**Exercise aim**
Return each line below exactly as it reads, and omit any image in it.

**Dataset records**
■ ■ ■ ■ ■ ■ ■

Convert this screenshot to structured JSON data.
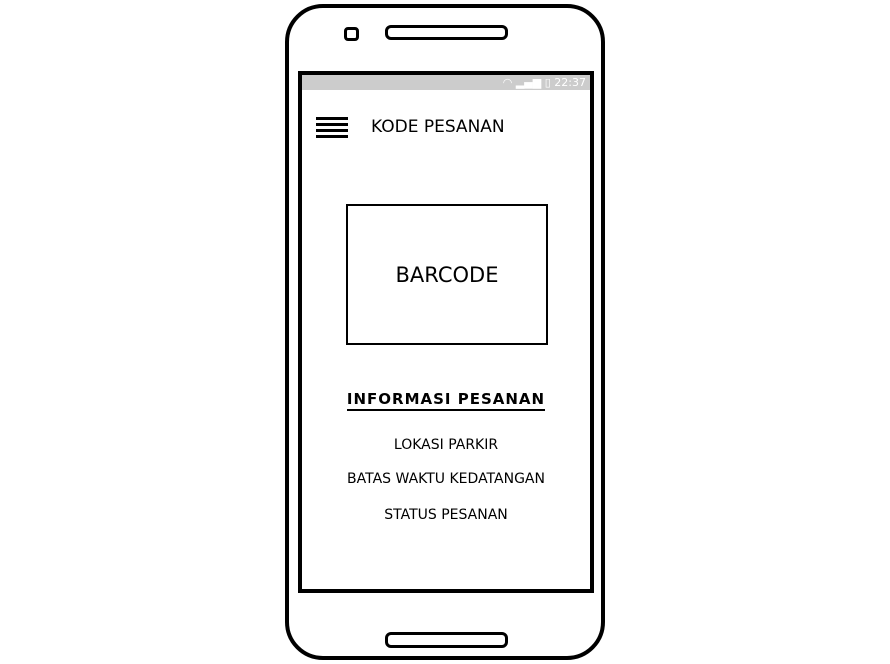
{
  "status_bar": {
    "time": "22:37",
    "icons": [
      "wifi-icon",
      "signal-icon",
      "battery-icon"
    ]
  },
  "header": {
    "title": "KODE PESANAN",
    "menu_icon": "hamburger-icon"
  },
  "barcode": {
    "label": "BARCODE"
  },
  "info": {
    "heading": "INFORMASI PESANAN",
    "items": [
      "LOKASI PARKIR",
      "BATAS WAKTU KEDATANGAN",
      "STATUS PESANAN"
    ]
  }
}
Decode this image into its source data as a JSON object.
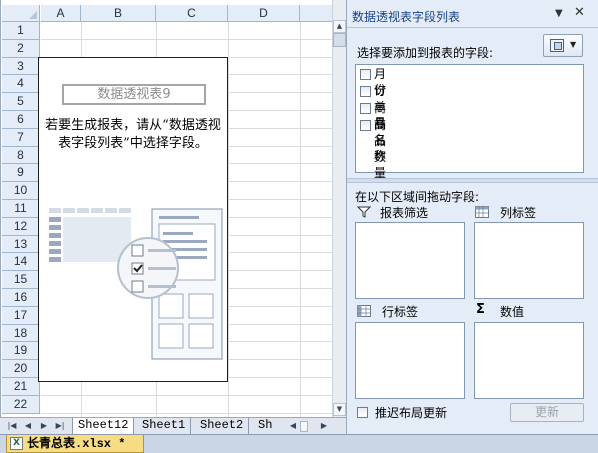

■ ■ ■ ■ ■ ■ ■

**Solution to this exercise**
Convert this screenshot to structured JSON data.
{
  "status_bar": {
    "time": "22:37",
    "icons": [
      "wifi-icon",
      "signal-icon",
      "battery-icon"
    ]
  },
  "header": {
    "title": "KODE PESANAN",
    "menu_icon": "hamburger-icon"
  },
  "barcode": {
    "label": "BARCODE"
  },
  "info": {
    "heading": "INFORMASI PESANAN",
    "items": [
      "LOKASI PARKIR",
      "BATAS WAKTU KEDATANGAN",
      "STATUS PESANAN"
    ]
  }
}
Decode this image into its source data as a JSON object.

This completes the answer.